By Master Sgt. Phil Speck, 123rd Airlift Wing Public Affairs Office
/ Published August 28, 2014
KENTUCKY AIR NATIONAL GUARD BASE, LOUISVILLE, Ky. -- Civil engineers from the Kentucky Air National Guard spent part of their summer giving back to the community while accomplishing valuable annual training, renovating a Boy Scout camp in rural Maine.
About 30 Airmen from the 123rd Civil Engineer Squadron, based in Louisville, Kentucky, joined with 18 Airmen from the Tennessee Air Guard's 118th Civil Engineer Squadron and 20 Marine Corps Reservists to build cabins, install equipment and improve roads at Camp William Hinds in Raymond, Maine, as part of a Department of Defense program called Individual Readiness Training.
The training, which took place over two weeks in June, provided an outstanding opportunity to do something valuable for the civilian community while enhancing war-time readiness skills in civil engineering, said Chief Master Sgt. Marty Fautz, chief enlisted manager for the 123rd CES.
"Every career field had work," Fautz said. "The overall quality of the training was the biggest accomplishment. We got a lot of hands-on training for all of our (career fields) that the guys can't get back home. Some of the guys haven't touched the equipment we used since technical school, so it was a good two weeks for those guys."
The Scouts supplied building materials and equipment rentals -- paid for with private fund-raisers -- while the Air Guard and Marine troops provided labor that matched with their unique areas of expertise.
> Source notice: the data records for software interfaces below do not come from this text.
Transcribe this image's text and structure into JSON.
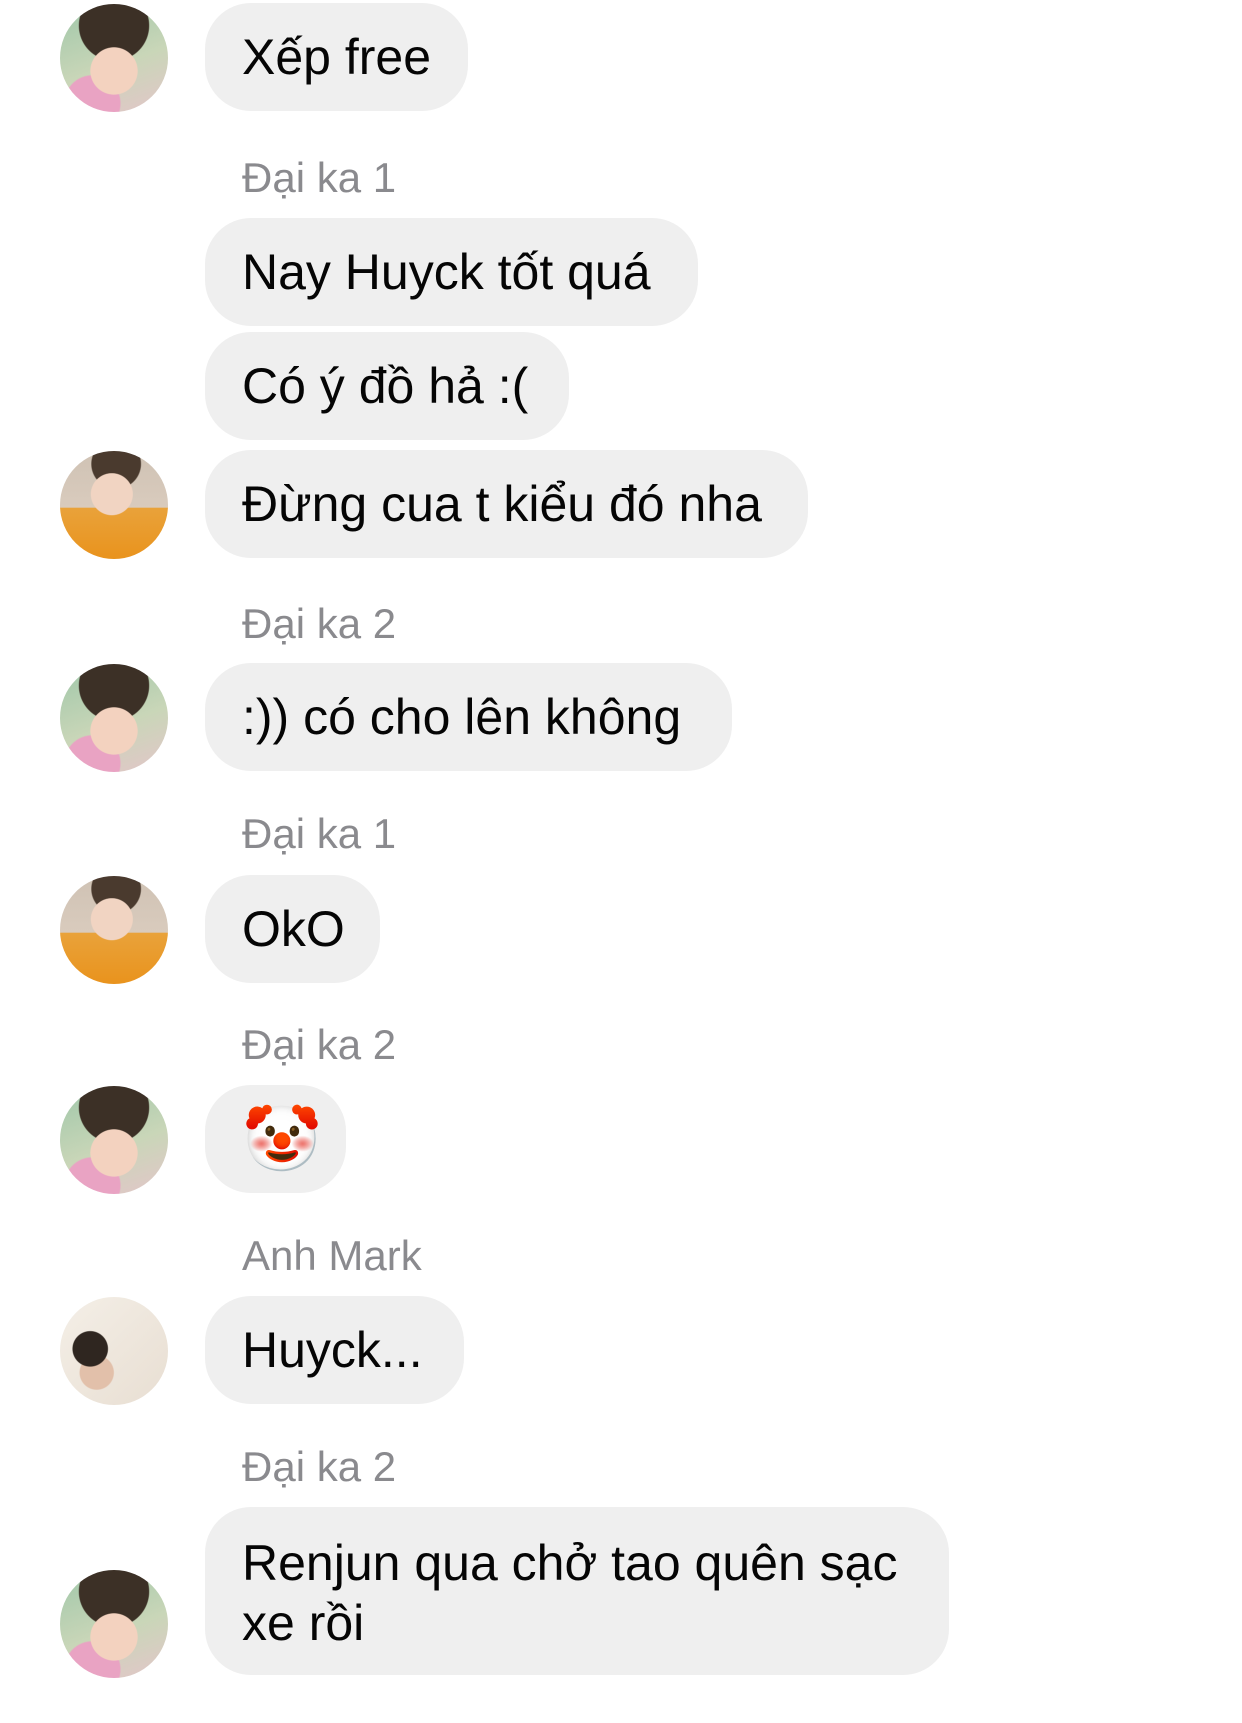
{
  "messages": [
    {
      "text": "Xếp free"
    },
    {
      "sender": "Đại ka 1"
    },
    {
      "text": "Nay Huyck tốt quá"
    },
    {
      "text": "Có ý đồ hả :("
    },
    {
      "text": "Đừng cua t kiểu đó nha"
    },
    {
      "sender": "Đại ka 2"
    },
    {
      "text": ":)) có cho lên không"
    },
    {
      "sender": "Đại ka 1"
    },
    {
      "text": "OkO"
    },
    {
      "sender": "Đại ka 2"
    },
    {
      "text": "🤡"
    },
    {
      "sender": "Anh Mark"
    },
    {
      "text": "Huyck..."
    },
    {
      "sender": "Đại ka 2"
    },
    {
      "text": "Renjun qua chở tao quên sạc xe rồi"
    }
  ],
  "avatars": [
    {
      "icon": "avatar-dai-ka-2"
    },
    {
      "icon": "avatar-dai-ka-1"
    },
    {
      "icon": "avatar-dai-ka-2"
    },
    {
      "icon": "avatar-dai-ka-1"
    },
    {
      "icon": "avatar-dai-ka-2"
    },
    {
      "icon": "avatar-anh-mark"
    },
    {
      "icon": "avatar-dai-ka-2"
    }
  ],
  "colors": {
    "bubble": "#efefef",
    "text": "#050505",
    "sender": "#8a8a8e",
    "background": "#ffffff"
  }
}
Plumbers, carpenters, electricians, power production specialists, heavy equipment operators and civil engineers all helped in the renovations, Fautz said.
The Airmen installed a zip line, graded roads, built cabins and renovated a dormitory building for Scouts and Scout Masters. Air Guard surveyors also worked extensively with the Marines, establishing plots for a shooting range by moving dirt and cutting into a hillside.
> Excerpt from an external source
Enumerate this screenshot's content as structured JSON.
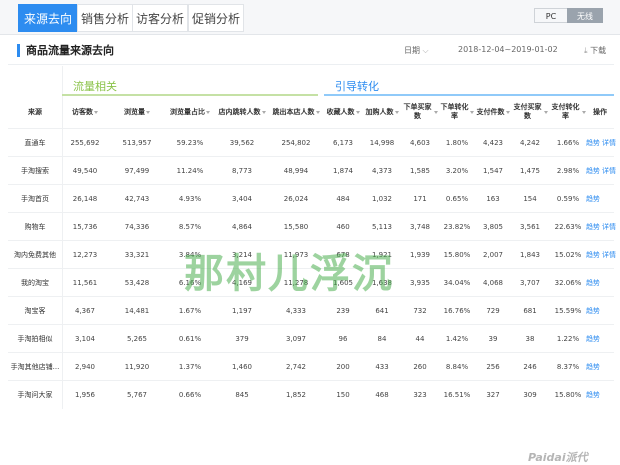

Fautz said mission was an especially rewarding one.
"When you talked to the civilians there that run the program, you could see how wrapped up they were with the Scouts, and how important and meaningful it was to do these upgrades for the benefit of the Scouts coming in," he said.
"There were no big roadblocks, the equipment was there, the supplies were there, the manpower was there -- we just had to cut the guys loose and let them go to work. When we left, everyone felt good about what they did and the training they got. It was a great trip."
Lt. Col. Phil Howard, commander of the 123rd CES, explained that a lot of summer IRTs come with a checklist of items that have to be accomplished on a tight schedule, but this one provided enough time to work at a measured pace.
"This allowed the guys to slow down and actually train some of the younger troops," he said. "Give them a hammer, in other words, rather than have the supervisors work on it because they have to get it done. So it was really an excellent training opportunity and one of the best (IRT missions) I've been on."